This was successfully posted to your pofile.
This box will close automatically in a few seconds. Close this window
We don't have an e-mail address on file for you. To use AAFP Connection, you must have an e-mail address in our records. Click Here
AAFP, Other Groups Stress Need for Pregnant, Postpartum Women to Be Immunized Against Flu
Expectant Mothers at High Risk for Influenza Complications
By News Staff
"Please encourage your pregnant and postpartum patients to get vaccinated against influenza," says the letter. "If you do not offer influenza vaccination, please find out who offers the vaccine in your community and send your pregnant and postpartum patients there. You play a crucial role in helping to prevent influenza in your patients and their infants, which can save their lives."
The CDC's Advisory Committee on Immunization Practices, or ACIP, and the AAFP have recommended (5-page PDF; About PDFs) since 2004 that all women who are pregnant -- and those who may become pregnant -- during influenza season should be vaccinated.
However, vaccination rates for this high-risk group remain low. According to the CDC, less than one-fourth of pregnant women in the United States were vaccinated against seasonal influenza during the 2007-08 flu season. In fact, pregnant women have the lowest rates of coverage among all adult populations recommended to receive influenza vaccination.
In their letter to health care professionals, the AAFP and the other organizations said pregnant women should receive the influenza vaccine for a number of reasons.
- Changes in the immune system, heart and lungs during pregnancy make pregnant women more prone to severe illness from influenza compared with women who are not pregnant.
- Influenza increases the risk of premature labor and delivery.
- Vaccination during pregnancy has been shown to protect both the mother and her infant (up to 6 months of age) from the flu. Influenza hospitalization rates in infants younger than 6 months are more than 10 times that of older children.
- Pregnant women represented 5 percent of deaths from the 2009 novel influenza A (H1N1) in the United States, although only 1 percent of the overall population was pregnant during the pandemic. Severe illness in postpartum women also was documented. The 2009 H1N1 virus, which is included in the 2010-11 trivalent seasonal influenza vaccine, is expected to continue to circulate this season.
- flu vaccines have been given to millions of pregnant women during the past decade and have not been shown to cause harm to women or their infants;
- flu vaccine can be given to pregnant women during any trimester; and

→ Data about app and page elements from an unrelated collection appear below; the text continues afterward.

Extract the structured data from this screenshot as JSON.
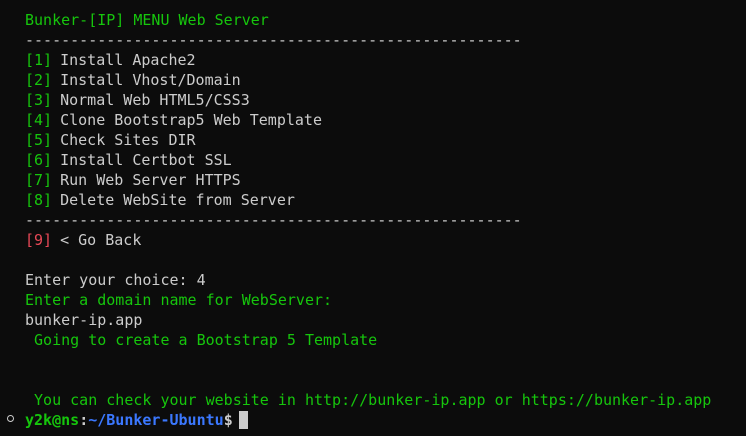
{
  "title": "Bunker-[IP] MENU Web Server",
  "separator": "-------------------------------------------------------",
  "menu": [
    {
      "num": "[1]",
      "label": "Install Apache2"
    },
    {
      "num": "[2]",
      "label": "Install Vhost/Domain"
    },
    {
      "num": "[3]",
      "label": "Normal Web HTML5/CSS3"
    },
    {
      "num": "[4]",
      "label": "Clone Bootstrap5 Web Template"
    },
    {
      "num": "[5]",
      "label": "Check Sites DIR"
    },
    {
      "num": "[6]",
      "label": "Install Certbot SSL"
    },
    {
      "num": "[7]",
      "label": "Run Web Server HTTPS"
    },
    {
      "num": "[8]",
      "label": "Delete WebSite from Server"
    }
  ],
  "back": {
    "num": "[9]",
    "label": "< Go Back"
  },
  "choice_prompt": "Enter your choice: 4",
  "domain_prompt": "Enter a domain name for WebServer:",
  "domain_value": "bunker-ip.app",
  "creating_msg": " Going to create a Bootstrap 5 Template",
  "check_msg": " You can check your website in http://bunker-ip.app or https://bunker-ip.app",
  "prompt": {
    "user_host": "y2k@ns",
    "colon": ":",
    "path": "~/Bunker-Ubuntu",
    "symbol": "$"
  },
  "colors": {
    "background": "#0c0c0c",
    "green": "#16c60c",
    "white": "#cccccc",
    "red": "#e74856",
    "blue": "#3b78ff"
  }
}
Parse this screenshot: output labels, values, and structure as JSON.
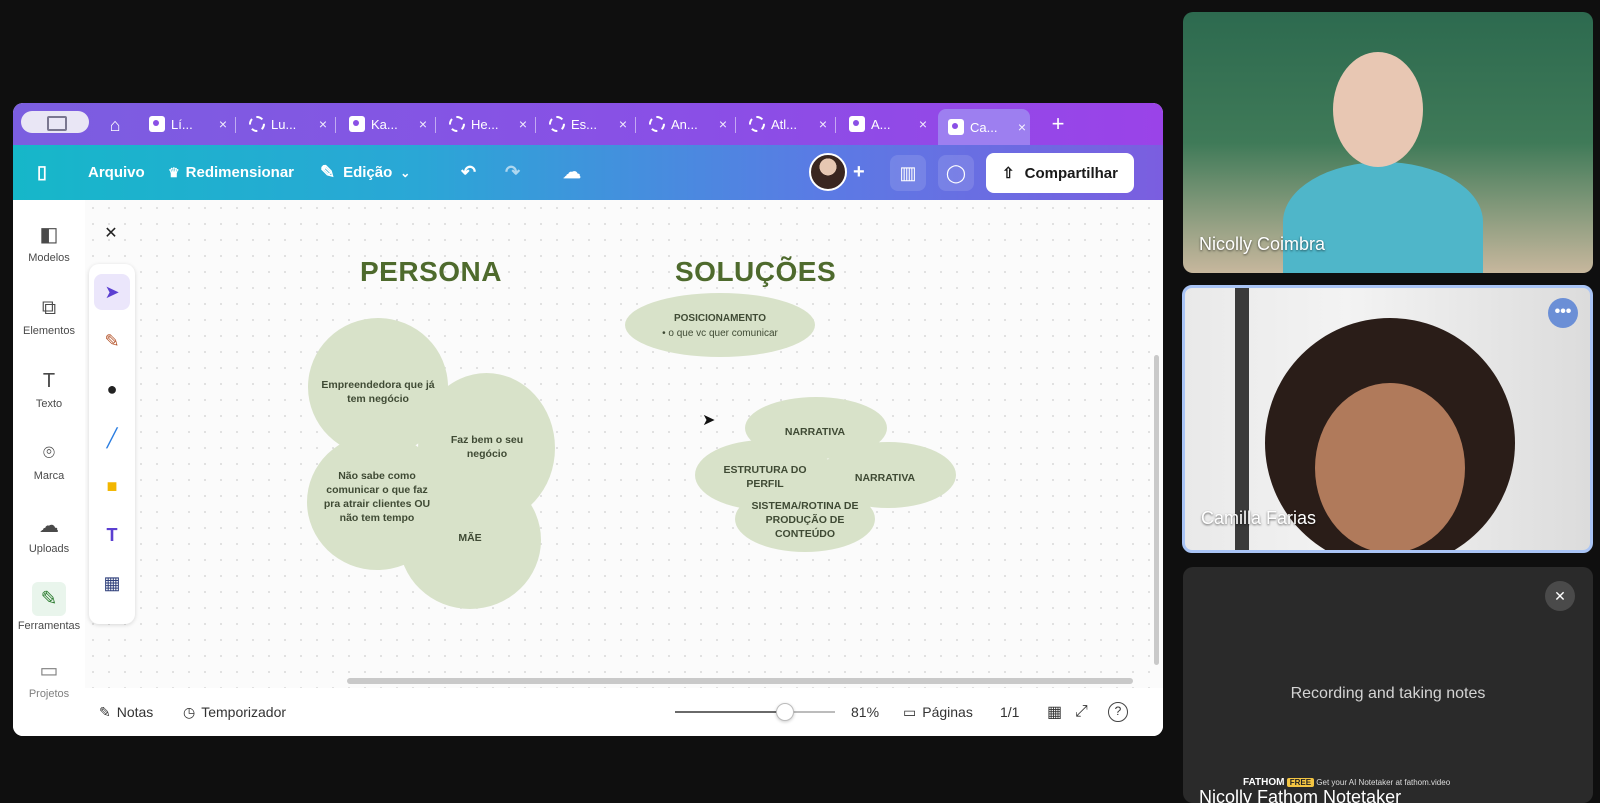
{
  "tabs": [
    {
      "title": "Lí...",
      "icon": "canva-icon",
      "active": false
    },
    {
      "title": "Lu...",
      "icon": "dashed-circle-icon",
      "active": false
    },
    {
      "title": "Ka...",
      "icon": "canva-icon",
      "active": false
    },
    {
      "title": "He...",
      "icon": "dashed-circle-icon",
      "active": false
    },
    {
      "title": "Es...",
      "icon": "dashed-circle-icon",
      "active": false
    },
    {
      "title": "An...",
      "icon": "dashed-circle-icon",
      "active": false
    },
    {
      "title": "Atl...",
      "icon": "dashed-circle-icon",
      "active": false
    },
    {
      "title": "A...",
      "icon": "canva-icon",
      "active": false
    },
    {
      "title": "Ca...",
      "icon": "canva-icon",
      "active": true
    }
  ],
  "tab_close": "×",
  "tab_new": "+",
  "toolbar": {
    "file": "Arquivo",
    "resize": "Redimensionar",
    "edit": "Edição",
    "share": "Compartilhar",
    "add": "+"
  },
  "rail": {
    "templates": "Modelos",
    "elements": "Elementos",
    "text": "Texto",
    "brand": "Marca",
    "uploads": "Uploads",
    "tools": "Ferramentas",
    "projects": "Projetos"
  },
  "canvas": {
    "persona_title": "PERSONA",
    "solucoes_title": "SOLUÇÕES",
    "persona_items": [
      "Empreendedora que já tem negócio",
      "Faz bem o seu negócio",
      "Não sabe como comunicar o que faz pra atrair clientes OU não tem tempo",
      "MÃE"
    ],
    "posicionamento": "POSICIONAMENTO",
    "posicionamento_bullet": "o que vc quer comunicar",
    "narrativa_top": "NARRATIVA",
    "estrutura": "ESTRUTURA DO PERFIL",
    "narrativa_right": "NARRATIVA",
    "sistema": "SISTEMA/ROTINA DE PRODUÇÃO DE CONTEÚDO"
  },
  "bottom": {
    "notes": "Notas",
    "timer": "Temporizador",
    "zoom": "81%",
    "zoom_value": 0.69,
    "pages": "Páginas",
    "page_count": "1/1",
    "help": "?"
  },
  "participants": {
    "p1": "Nicolly Coimbra",
    "p2": "Camilla Farias",
    "p3": "Nicolly Fathom Notetaker",
    "status": "Recording and taking notes",
    "fathom_logo": "FATHOM",
    "fathom_free": "FREE",
    "fathom_cta": "Get your AI Notetaker at fathom.video"
  },
  "colors": {
    "blob": "#d8e2c9",
    "heading": "#4e6a2d",
    "active_speaker": "#a9c4f5"
  }
}
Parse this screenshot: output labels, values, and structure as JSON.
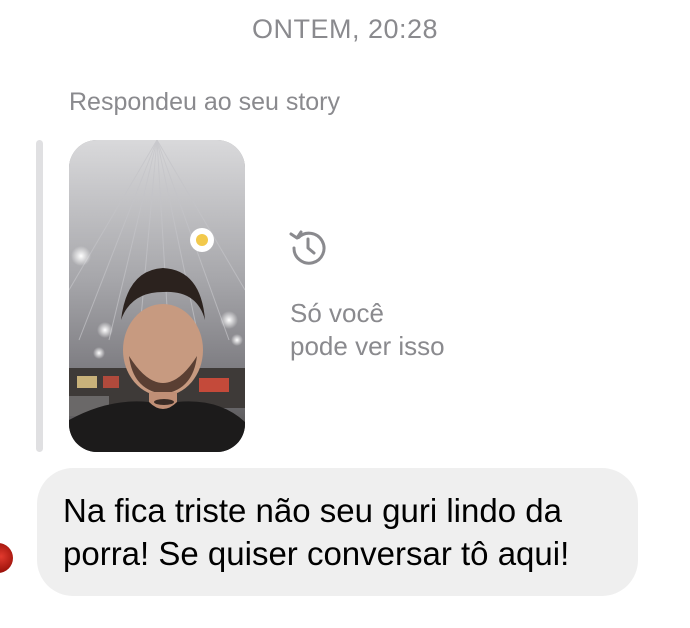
{
  "conversation": {
    "timestamp": "ONTEM, 20:28",
    "reply_context": "Respondeu ao seu story",
    "story_privacy_note": {
      "line1": "Só você",
      "line2": "pode ver isso"
    },
    "message": {
      "line1": "Na fica triste não seu guri lindo da",
      "line2": "porra! Se quiser conversar tô aqui!"
    }
  },
  "icons": {
    "history": "history-clock-icon",
    "story_sticker": "emoji-sticker-icon",
    "avatar": "sender-avatar"
  },
  "colors": {
    "meta_text": "#8a8a8e",
    "bubble_background": "#efefef",
    "reply_bar": "#e0e0e2",
    "message_text": "#000000"
  }
}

- although pregnant women should receive the inactivated vaccine as an injection and not the live attenuated vaccine in spray form, postpartum women can receive either form of the vaccine, even if they are breastfeeding.
AAFP, Others Reiterate Need for Pregnant Women to Be Immunized Against Flu
Letter to Physicians Stresses Safety, Benefits of Vaccinations
AAFP Joins Other Organizations in Urging Pregnant Women to Be Immunized Against Flu
Pregnancy Raises Risks of Flu Complications, Say Groups
Confusion, Safety Concerns Contribute to Low Seasonal Flu Vaccine Coverage Among Pregnant Women
Doctor's Recommendation Makes Big Difference in Boosting Uptake
More From AAFP
CDC: Guidelines for Vaccinating Pregnant Women
CDC: Seasonal Influenza (Flu)
JAMA: the Journal of the American Medical Association: "Pandemic 2009 Influenza A(H1N1) Virus Illness Among Pregnant Women in the United States"
(April 21, 2010)